Unfortunately, the large majority of plants we choose to put in our yards and gardens are not accustomed or well-adapted to triple-digit temperatures. Without much-needed shade in the afternoon cast by buildings or established trees, these plants may fade, wilt or, in the worst case, die from the extreme heat.
Even when soil conditions are ideal, which includes adequate moisture, many plants will wilt or droop in the heat. The wilting process is caused by plants losing moisture through their leaves. This is a natural process called transpiration. Transpiration is the movement of water from the roots throughout the entire plant and its leaves. When environmental conditions cause a plant to lose more moisture from its leaves than the plant’s roots can supply, the plant will wilt.

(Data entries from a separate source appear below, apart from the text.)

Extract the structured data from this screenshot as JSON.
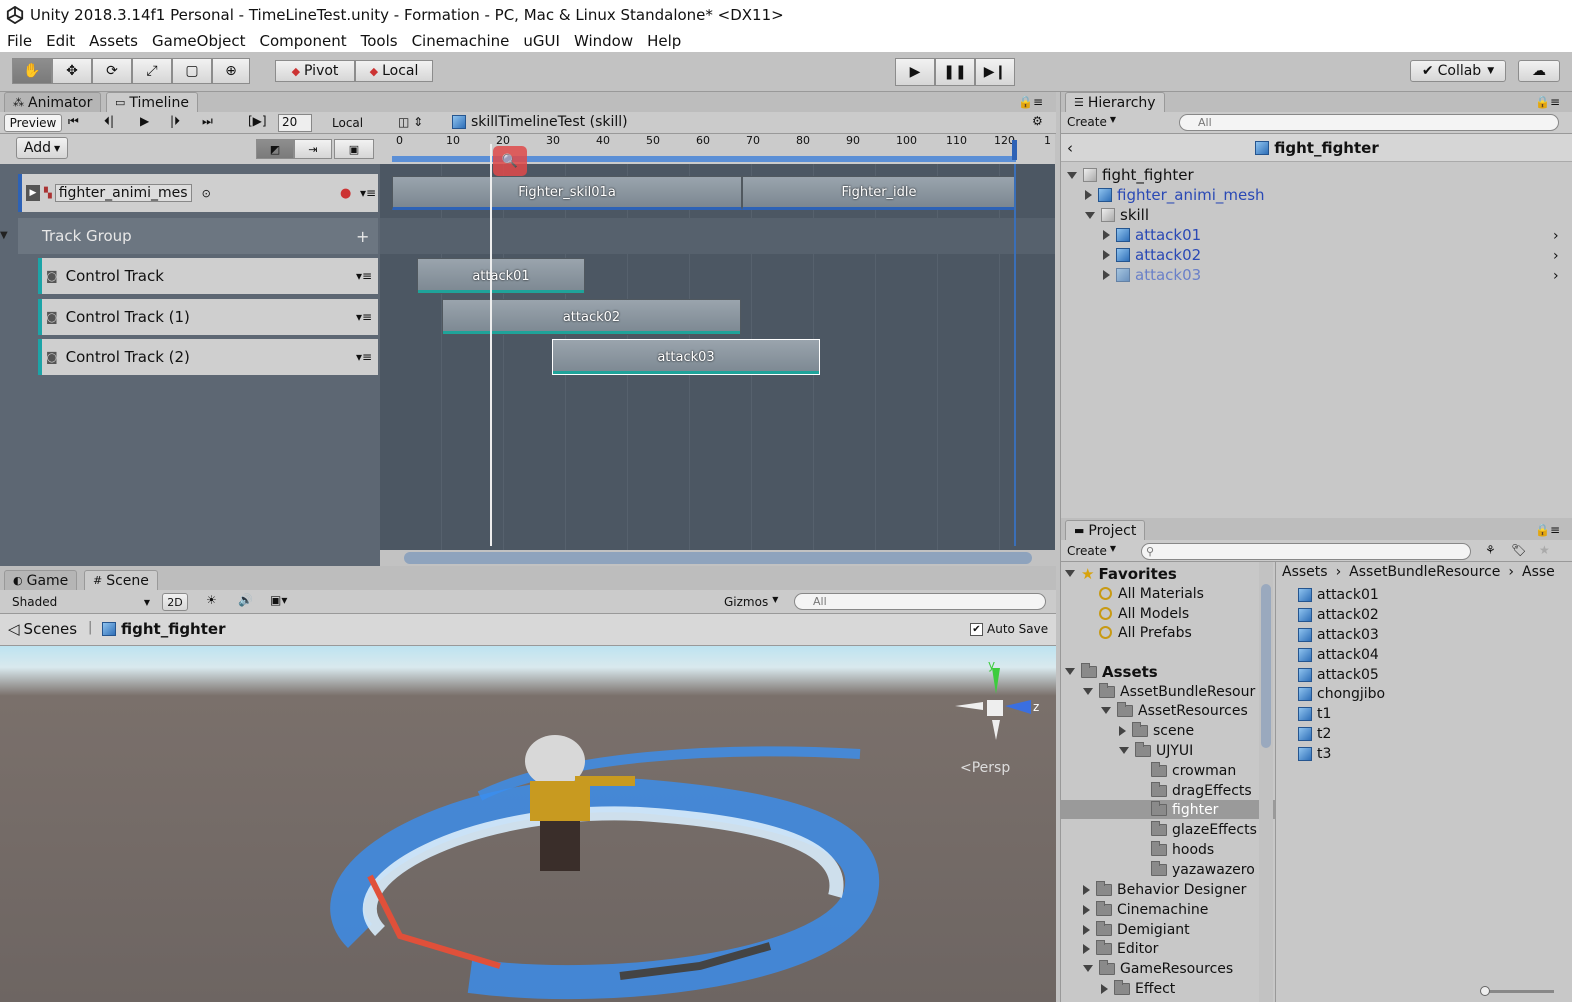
{
  "window": {
    "title": "Unity 2018.3.14f1 Personal - TimeLineTest.unity - Formation - PC, Mac & Linux Standalone* <DX11>"
  },
  "menu": [
    "File",
    "Edit",
    "Assets",
    "GameObject",
    "Component",
    "Tools",
    "Cinemachine",
    "uGUI",
    "Window",
    "Help"
  ],
  "toolbar": {
    "pivot": "Pivot",
    "local": "Local",
    "collab": "Collab"
  },
  "tabs_top": {
    "animator": "Animator",
    "timeline": "Timeline"
  },
  "timeline": {
    "preview": "Preview",
    "frame": "20",
    "local": "Local",
    "add": "Add",
    "asset": "skillTimelineTest (skill)",
    "ruler": [
      "0",
      "10",
      "20",
      "30",
      "40",
      "50",
      "60",
      "70",
      "80",
      "90",
      "100",
      "110",
      "120",
      "1"
    ],
    "anim_track": "fighter_animi_mes",
    "track_group": "Track Group",
    "tracks": [
      "Control Track",
      "Control Track (1)",
      "Control Track (2)"
    ],
    "anim_clips": [
      "Fighter_skil01a",
      "Fighter_idle"
    ],
    "control_clips": [
      "attack01",
      "attack02",
      "attack03"
    ]
  },
  "hierarchy": {
    "tab": "Hierarchy",
    "create": "Create",
    "search_placeholder": "All",
    "root": "fight_fighter",
    "items": [
      "fight_fighter",
      "fighter_animi_mesh",
      "skill",
      "attack01",
      "attack02",
      "attack03"
    ]
  },
  "project": {
    "tab": "Project",
    "create": "Create",
    "favorites": "Favorites",
    "fav_items": [
      "All Materials",
      "All Models",
      "All Prefabs"
    ],
    "assets": "Assets",
    "tree": [
      "AssetBundleResour",
      "AssetResources",
      "scene",
      "UJYUI",
      "crowman",
      "dragEffects",
      "fighter",
      "glazeEffects",
      "hoods",
      "yazawazero",
      "Behavior Designer",
      "Cinemachine",
      "Demigiant",
      "Editor",
      "GameResources",
      "Effect"
    ],
    "breadcrumb": [
      "Assets",
      "AssetBundleResource",
      "Asse"
    ],
    "files": [
      "attack01",
      "attack02",
      "attack03",
      "attack04",
      "attack05",
      "chongjibo",
      "t1",
      "t2",
      "t3"
    ]
  },
  "scene": {
    "tab_game": "Game",
    "tab_scene": "Scene",
    "shaded": "Shaded",
    "mode2d": "2D",
    "gizmos": "Gizmos",
    "search_placeholder": "All",
    "scenes": "Scenes",
    "object": "fight_fighter",
    "autosave": "Auto Save",
    "persp": "Persp",
    "axis_y": "y",
    "axis_z": "z"
  }
}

For gardeners, the challenge is to find out if the wilting is caused by water stress or heat stress. A way to do this is to check the soil moisture before adding more water. Plants that have adequate moisture may wilt in the daytime temperatures and revive without assistance as the temperatures drop in the evening and the plant’s system balances out. If you were to start adding extra water to an already moist area, you may end up drowning your plants, starving their roots for oxygen and causing them to die.
So, take the time to go out and observe. In the mornings, take a small trowel with you, and check the soil’s moisture near your plants. In our high-desert climate, the heat and wind will pull moisture out of the top 1 inch of soil within hours. Because of this, you should check 2 to 3 inches deep near plants before deciding to give them any more water. If you see moisture at this depth, you may not need to provide extra water.
To reduce summer stress on landscape plants, make their environment more hospitable by changing how you water them and by applying compost.
Very few plants need daily watering if they are encouraged to grow a large root system in which the majority of the roots are found at least 6 inches below the soil line. To encourage good roots systems, water plants deeply and widely. For already established plants, water deeply and less frequently. Modify your irrigation and check it regularly.
Improve the soil conditions of your plants when you plant them by incorporating compost into the top 6 inches of soil. If you have an existing landscape, add compost as a mulch around your plants. Compost will not only keep the soil temperatures cooler for the plants, but it will also feed the soil which will ultimately feed your plants.
Wendy Hanson Mazet is a horticulturist and certified arborist with University of Nevada Cooperative Extension. Have questions about your plants? Contact a Master Gardener at 775-336-0265 or email@example.com, or visit www.growyourownnevada.com.
As Master Gardener Program Coordinator, Wendy leads many volunteer horticulture programs including the Northern Nevada Master Gardener Program, Advanced Master Gardener Training Program, Advanced Master Gardener Greenhouse Program and Annual Master Gardener Plant Faire Extravaganza.
She also offers basic and advanced horticulture classes to arborists, green industry professionals and the general public. One of her most well-known programs is the Gardening in Nevada: Bartley Ranch Series, which offers free gardening classes at Bartley Ranch Regional Park in Reno every February and March.
Wendy’s Contact information:
University of Nevada Cooperative Extension
Northern Area/Washoe County Office
4955 Energy Way
Reno, Nevada 89502
Ph: (775) 336-0246, direct line
Ph: (775) 784-4848, main line
Fax: (775) 784-4881